When they finish their work early, my girls will use this “extra” time to work on their CC memory work. Abby will grab the iPad and turn on their CC songs, or they will “teach” each other their memory work through games and repetition.
A math tool that is new to me are these Math Wrap-Ups. My friend Jen of Ohio Valley Homeschool mentioned them to me, and since we are struggling with learning our facts, I purchased the addition, subtraction, and multiplication ones. Because these are self-correcting, the girls can do these completely on their own. They are fantastic for use in the car, as well.
Tip #5: School in the evenings/weekends when Dad is home. I know, I know. Who in their right mind wants to homeschool on the weekends? And I realize that all parents may not be on board with homeschooling, so this won’t work for everyone. But if the parent who works outside the home (or from a home office, or wherever) is supportive of your homeschool, see if schooling while he/she is home to help is an option. Another idea that extends from this is to have that parent actually teach a few subjects. This not only gives the main teacher a break from teaching studies that may not be their favorites, but it lets the other parent be even more involved in his or her child’s education. It can be a wonderful, win-win situation that may continue even after this season of life is over.

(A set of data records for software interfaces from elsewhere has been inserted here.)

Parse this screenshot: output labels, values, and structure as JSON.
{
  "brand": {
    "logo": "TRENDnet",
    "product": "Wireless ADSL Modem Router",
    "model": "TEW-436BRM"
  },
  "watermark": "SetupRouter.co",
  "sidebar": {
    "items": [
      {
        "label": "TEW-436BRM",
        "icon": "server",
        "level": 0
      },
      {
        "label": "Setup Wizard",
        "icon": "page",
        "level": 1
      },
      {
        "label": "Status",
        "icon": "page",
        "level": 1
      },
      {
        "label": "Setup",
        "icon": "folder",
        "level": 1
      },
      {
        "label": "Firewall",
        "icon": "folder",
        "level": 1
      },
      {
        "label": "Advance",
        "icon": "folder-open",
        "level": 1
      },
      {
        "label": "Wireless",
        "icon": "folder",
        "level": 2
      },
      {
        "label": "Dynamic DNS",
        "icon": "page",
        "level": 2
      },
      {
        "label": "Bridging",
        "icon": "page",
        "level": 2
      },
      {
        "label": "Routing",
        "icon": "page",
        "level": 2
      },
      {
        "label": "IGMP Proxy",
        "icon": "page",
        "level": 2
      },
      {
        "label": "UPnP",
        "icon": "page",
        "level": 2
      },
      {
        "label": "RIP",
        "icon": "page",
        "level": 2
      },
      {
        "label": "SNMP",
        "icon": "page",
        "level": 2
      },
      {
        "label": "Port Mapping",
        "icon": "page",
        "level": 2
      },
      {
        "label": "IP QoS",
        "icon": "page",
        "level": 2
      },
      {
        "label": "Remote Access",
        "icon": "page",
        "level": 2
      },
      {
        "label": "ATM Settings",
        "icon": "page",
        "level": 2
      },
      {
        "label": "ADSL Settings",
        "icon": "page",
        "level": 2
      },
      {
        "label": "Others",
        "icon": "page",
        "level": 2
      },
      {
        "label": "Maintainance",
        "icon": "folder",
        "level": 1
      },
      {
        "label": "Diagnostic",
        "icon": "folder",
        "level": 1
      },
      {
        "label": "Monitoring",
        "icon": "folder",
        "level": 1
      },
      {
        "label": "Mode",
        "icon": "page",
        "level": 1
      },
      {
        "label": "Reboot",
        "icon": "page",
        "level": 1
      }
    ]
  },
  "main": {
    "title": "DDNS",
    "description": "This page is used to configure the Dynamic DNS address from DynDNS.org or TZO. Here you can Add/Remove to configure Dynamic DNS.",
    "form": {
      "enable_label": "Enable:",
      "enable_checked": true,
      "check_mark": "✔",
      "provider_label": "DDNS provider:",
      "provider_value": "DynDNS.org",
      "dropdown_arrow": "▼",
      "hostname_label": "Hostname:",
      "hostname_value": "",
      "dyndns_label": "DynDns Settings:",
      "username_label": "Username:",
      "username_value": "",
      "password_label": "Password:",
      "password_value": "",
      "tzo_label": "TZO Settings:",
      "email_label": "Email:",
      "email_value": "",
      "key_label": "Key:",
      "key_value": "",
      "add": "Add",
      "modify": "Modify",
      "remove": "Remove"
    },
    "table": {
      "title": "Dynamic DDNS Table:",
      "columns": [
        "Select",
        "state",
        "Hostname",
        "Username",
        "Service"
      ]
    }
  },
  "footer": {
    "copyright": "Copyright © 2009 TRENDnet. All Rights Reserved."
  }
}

Bonus Tip: Enlist the help of an older child. In the last few weeks, Abby Grace has begged to teach Meleah. At first, I was reluctant; isn’t it my job to teach my kids? After I finally let her give it a go, I realized there was something to letting her teach her sister. Meleah loves having Abby take an interest in her, and Abby loves being in charge. She also is a natural teacher. Both girls have thrived, and Abby has almost completely taken over Meleah’s instruction. I still supervise, help when needed, and go over any pertinent details, but for the most part, this is now Abby’s domain. I completely understand that this one might not be relevant to everyone; either your older children might not work well with your younger ones, or you don’t have children old enough to help!
And speaking of seasons… remember that this time is one, and this too, shall pass. Oh, yes I went there. I kind of hate it when people say, “It’s a season.” when they aren’t in the middle of it. The difference here is, I am in the middle of it, and repeating that over and over to myself actually has kept me from crying at times.
I know these suggestions won’t work for everyone. Believe me, I’ve read several “How to” or “You should” blog posts lately and finished them feeling deflated. I’ve been looking for advice everywhere, and I suppose my expectations for myself are a mite high. So, if you have finished this and thought, “What a waste of my time.” I get it. I really do. These are not infallible solutions. They are just a few things that have helped me
sort of effectively homeschool my girls and stay halfway sane. Well, maybe one-quarter sane. And maybe one of them will help someone. I also realize that my experience isn’t typical. While most babies do eventually find their napping rhythm (that is only interrupted by sickness, teething, and the like), mine has not. And you know what? It will be okay. We have made it this far, so there is no giving up now.